→ Work to be completed:
Across the records below, how many lines contain the string "text"? Give the number by itself.

→ Data shown:

________________________

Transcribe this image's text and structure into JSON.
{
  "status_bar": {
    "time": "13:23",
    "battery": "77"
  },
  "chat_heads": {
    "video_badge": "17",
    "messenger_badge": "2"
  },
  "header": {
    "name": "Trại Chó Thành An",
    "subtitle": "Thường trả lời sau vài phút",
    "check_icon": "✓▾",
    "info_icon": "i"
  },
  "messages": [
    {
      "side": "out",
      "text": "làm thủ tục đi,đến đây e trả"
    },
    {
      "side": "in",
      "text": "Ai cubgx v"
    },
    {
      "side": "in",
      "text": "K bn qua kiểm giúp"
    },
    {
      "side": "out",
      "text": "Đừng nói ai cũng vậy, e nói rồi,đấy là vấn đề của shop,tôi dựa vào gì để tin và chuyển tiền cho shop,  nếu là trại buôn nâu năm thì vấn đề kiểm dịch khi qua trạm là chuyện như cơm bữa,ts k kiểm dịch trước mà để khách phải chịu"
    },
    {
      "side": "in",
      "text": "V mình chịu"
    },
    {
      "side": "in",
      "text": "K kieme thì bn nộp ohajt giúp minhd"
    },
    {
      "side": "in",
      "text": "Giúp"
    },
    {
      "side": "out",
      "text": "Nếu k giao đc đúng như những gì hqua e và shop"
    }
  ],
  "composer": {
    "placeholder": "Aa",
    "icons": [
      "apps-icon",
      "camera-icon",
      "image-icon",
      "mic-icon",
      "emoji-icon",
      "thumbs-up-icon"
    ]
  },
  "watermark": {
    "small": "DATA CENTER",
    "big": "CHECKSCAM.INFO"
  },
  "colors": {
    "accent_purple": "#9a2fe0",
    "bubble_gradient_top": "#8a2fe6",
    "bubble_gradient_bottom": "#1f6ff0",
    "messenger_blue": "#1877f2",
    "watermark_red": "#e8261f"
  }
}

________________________

→ Answer to the exercise:
9